I am surprised at how much I could earn playing StarCraft2, because before I started playing I didn't even expect to win one dollar.  I don't feel the need to be the very best of StarCraft2, in general, considering how hard it is to beat all the Koreans, but being at the top of the foreign scene makes me happy and motivated enough to continue playing.  I think I can keep on playing the game for a few years more, as long as the e-sports scene is alive and I still have fun playing it.

Being as you study alongside your SC2 career what is your perspective on how much practice is needed to be competitive against the world's best players?  Would you be better if you had the practice schedule of some of the Koreans?  Is it necessary?

I wouldn't be better if I had more time, because I simply wouldn't feel like playing more than I do now.  Koreans for sure play more than almost everybody else, there are a few hard working exceptions in foreign scene, but in general Koreans are playing more and nobody can deny that.  If you want to keep your skill level, probably two hours a day is enough, but if you want to keep improving you probably need more.  I think for Zerg it's not a big difference to play on the Korean or European/North American ladder, because we have only to work out safe builds vs. everything, and you can do it pretty much in every game.  On the other hand, for Protoss or Terran it would be more beneficial to train in Korea.

It's rare that Eastern European players attend North American events, like MLG.  Is there a reason you personally stick to European events?  Do you have plans to attend the North American circuit in the future?

I will probably attend more US tournaments in the future, for example IPL5 that I qualified for, but in general it's obvious that people want to visit the closest LAN possible.  Not many people like to travel more than 20 hours, which is really tiring, and after that it's hard to do your best.

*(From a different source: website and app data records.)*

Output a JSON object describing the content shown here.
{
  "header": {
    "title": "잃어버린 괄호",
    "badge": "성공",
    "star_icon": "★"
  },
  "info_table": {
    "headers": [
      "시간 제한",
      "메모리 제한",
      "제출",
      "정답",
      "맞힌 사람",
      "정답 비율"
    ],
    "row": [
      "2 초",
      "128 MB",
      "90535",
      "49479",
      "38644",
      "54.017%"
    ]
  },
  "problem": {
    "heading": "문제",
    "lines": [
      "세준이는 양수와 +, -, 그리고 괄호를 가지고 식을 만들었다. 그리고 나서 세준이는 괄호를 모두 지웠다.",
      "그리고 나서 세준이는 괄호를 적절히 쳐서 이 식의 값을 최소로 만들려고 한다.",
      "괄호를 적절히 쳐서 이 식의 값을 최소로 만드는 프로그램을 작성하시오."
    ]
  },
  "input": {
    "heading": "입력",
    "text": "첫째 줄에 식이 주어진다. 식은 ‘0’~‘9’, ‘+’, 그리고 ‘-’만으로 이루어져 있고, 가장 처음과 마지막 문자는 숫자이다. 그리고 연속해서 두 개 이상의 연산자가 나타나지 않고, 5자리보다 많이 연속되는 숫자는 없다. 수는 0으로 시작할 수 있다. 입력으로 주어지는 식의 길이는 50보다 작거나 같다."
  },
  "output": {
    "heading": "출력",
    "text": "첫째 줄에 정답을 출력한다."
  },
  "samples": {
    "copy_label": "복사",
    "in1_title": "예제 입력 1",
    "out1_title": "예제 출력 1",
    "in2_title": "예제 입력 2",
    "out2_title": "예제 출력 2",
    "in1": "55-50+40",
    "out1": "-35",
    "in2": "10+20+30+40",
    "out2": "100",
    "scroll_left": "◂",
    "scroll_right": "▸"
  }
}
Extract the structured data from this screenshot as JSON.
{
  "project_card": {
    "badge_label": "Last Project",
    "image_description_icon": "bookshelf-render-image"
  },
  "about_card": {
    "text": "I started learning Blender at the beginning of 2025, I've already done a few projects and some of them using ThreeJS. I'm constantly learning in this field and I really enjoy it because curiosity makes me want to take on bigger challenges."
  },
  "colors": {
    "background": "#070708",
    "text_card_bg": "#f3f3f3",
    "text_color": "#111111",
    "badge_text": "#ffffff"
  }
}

What is your assessment of  VortiX's surprise run, beating the likes of ForGG and SuperNova, to top four at IEM?
It's not surprising at all, he was doing very well on ladder and it was obvious that sooner or later he would show up and do well at some of the tournaments.  His ZvT is especially impressive, and he is able to beat every Terran in europe, so I don't see why couldn't he beat some of the Koreans.

The final words belong to you.

Thanks to Team Acer and all my fans, I created a twitter account just lately and I will try to stream as much as possible in the future, but there are quite a lot of LANs coming up, so it might not work out so well.


Categories: Interview